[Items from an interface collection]
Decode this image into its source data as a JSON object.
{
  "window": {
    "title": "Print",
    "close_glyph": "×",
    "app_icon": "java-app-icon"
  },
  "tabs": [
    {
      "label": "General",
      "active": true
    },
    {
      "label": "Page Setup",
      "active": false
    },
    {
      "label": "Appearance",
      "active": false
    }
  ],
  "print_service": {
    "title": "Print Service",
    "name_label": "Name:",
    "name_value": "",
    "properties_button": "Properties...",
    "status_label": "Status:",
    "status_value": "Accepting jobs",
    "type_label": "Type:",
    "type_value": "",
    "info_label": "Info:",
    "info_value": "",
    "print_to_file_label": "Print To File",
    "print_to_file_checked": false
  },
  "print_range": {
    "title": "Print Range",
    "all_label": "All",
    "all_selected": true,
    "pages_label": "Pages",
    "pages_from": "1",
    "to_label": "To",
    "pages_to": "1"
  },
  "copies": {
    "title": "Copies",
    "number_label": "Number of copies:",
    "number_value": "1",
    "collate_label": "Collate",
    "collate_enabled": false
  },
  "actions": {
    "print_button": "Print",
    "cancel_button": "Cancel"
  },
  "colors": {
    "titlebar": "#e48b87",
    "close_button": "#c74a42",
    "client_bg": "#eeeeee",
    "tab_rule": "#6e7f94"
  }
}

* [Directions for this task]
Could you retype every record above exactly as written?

* [Task answer]
Decode this image into its source data as a JSON object.
{
  "window": {
    "title": "Print",
    "close_glyph": "×",
    "app_icon": "java-app-icon"
  },
  "tabs": [
    {
      "label": "General",
      "active": true
    },
    {
      "label": "Page Setup",
      "active": false
    },
    {
      "label": "Appearance",
      "active": false
    }
  ],
  "print_service": {
    "title": "Print Service",
    "name_label": "Name:",
    "name_value": "",
    "properties_button": "Properties...",
    "status_label": "Status:",
    "status_value": "Accepting jobs",
    "type_label": "Type:",
    "type_value": "",
    "info_label": "Info:",
    "info_value": "",
    "print_to_file_label": "Print To File",
    "print_to_file_checked": false
  },
  "print_range": {
    "title": "Print Range",
    "all_label": "All",
    "all_selected": true,
    "pages_label": "Pages",
    "pages_from": "1",
    "to_label": "To",
    "pages_to": "1"
  },
  "copies": {
    "title": "Copies",
    "number_label": "Number of copies:",
    "number_value": "1",
    "collate_label": "Collate",
    "collate_enabled": false
  },
  "actions": {
    "print_button": "Print",
    "cancel_button": "Cancel"
  },
  "colors": {
    "titlebar": "#e48b87",
    "close_button": "#c74a42",
    "client_bg": "#eeeeee",
    "tab_rule": "#6e7f94"
  }
}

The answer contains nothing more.